The present study has several limitations. The modest sample size and 17% attrition rate limit conclusions that may be drawn from the 12-month time point. Also, the lack of subject randomization into fixed buccal appliances or removable aligner groups may have introduced a bias in that those subjects selecting orthodontic treatment with the removable aligner may have been more esthetically conscious and therefore more willing to perform oral hygiene procedures. However, that both fixed buccal appliance and aligner groups did not differ with respect to PI, GI, BOP, or PPD at baseline does not support the possibility that subjects in the removable group were more inclined to practice oral hygiene.

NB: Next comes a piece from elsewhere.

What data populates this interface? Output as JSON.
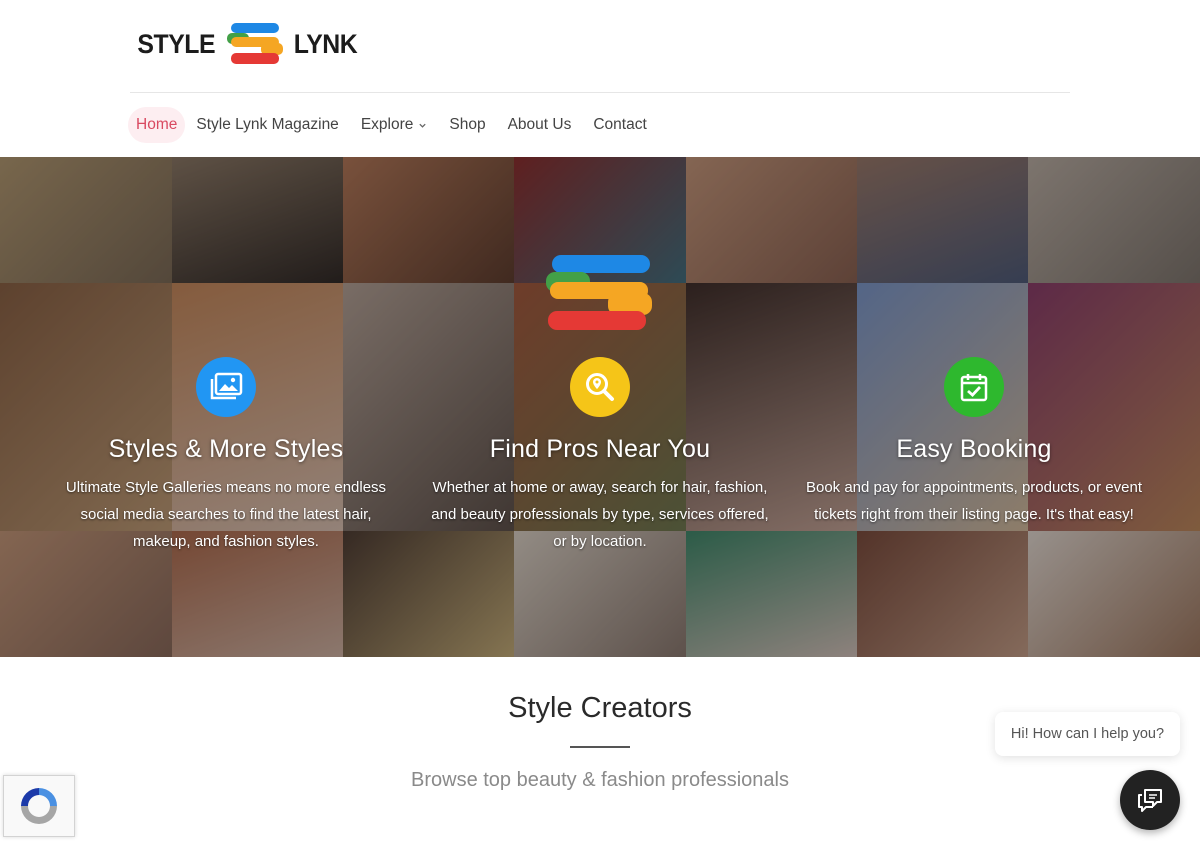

To our knowledge, this is one of the few studies to compare periodontal status between fixed buccal appliances and removable aligners over 1 year of active orthodontic therapy in adult subjects. Previous studies comparing the periodontal status of patients treated with removable aligners vs fixed buccal appliances used observation periods of 3 months or less. Miethke and Vogt31 reported no differences in periodontal status after 9 weeks of treatment. In a second study, Miethke and Brauner23 reported improved periodontal indices in patients treated with removable aligners vs fixed lingual appliances.
Although patients treated with fixed buccal appliances demonstrated decreased periodontal status, we do not suggest that fixed buccal or lingual appliances are precluded in the treatment of the adult orthodontic patient. Not all orthodontic treatment objectives are achievable using removable aligners. In addition, the use of fixed appliances ensures treatment compliance. Also, not all adults are susceptible to periodontitis. Finally, there is little evidence that fixed orthodontic appliances have a long-term negative effect on periodontal tissues in adult patients. This question can only be answered by long-term comparative studies that examine periodontal status after appliance removal.
The results of this study suggest that the use of removable aligners facilitates oral hygiene.
Treatment with removable aligners was associated with improved periodontal status as evidenced by decreased plaque levels, gingival inflammation, bleeding upon probing, probing pocket depths, and BANA scores.
These results suggest that removable aligners be considered when treatment planning for the adult orthodontic patient at risk for periodontitis.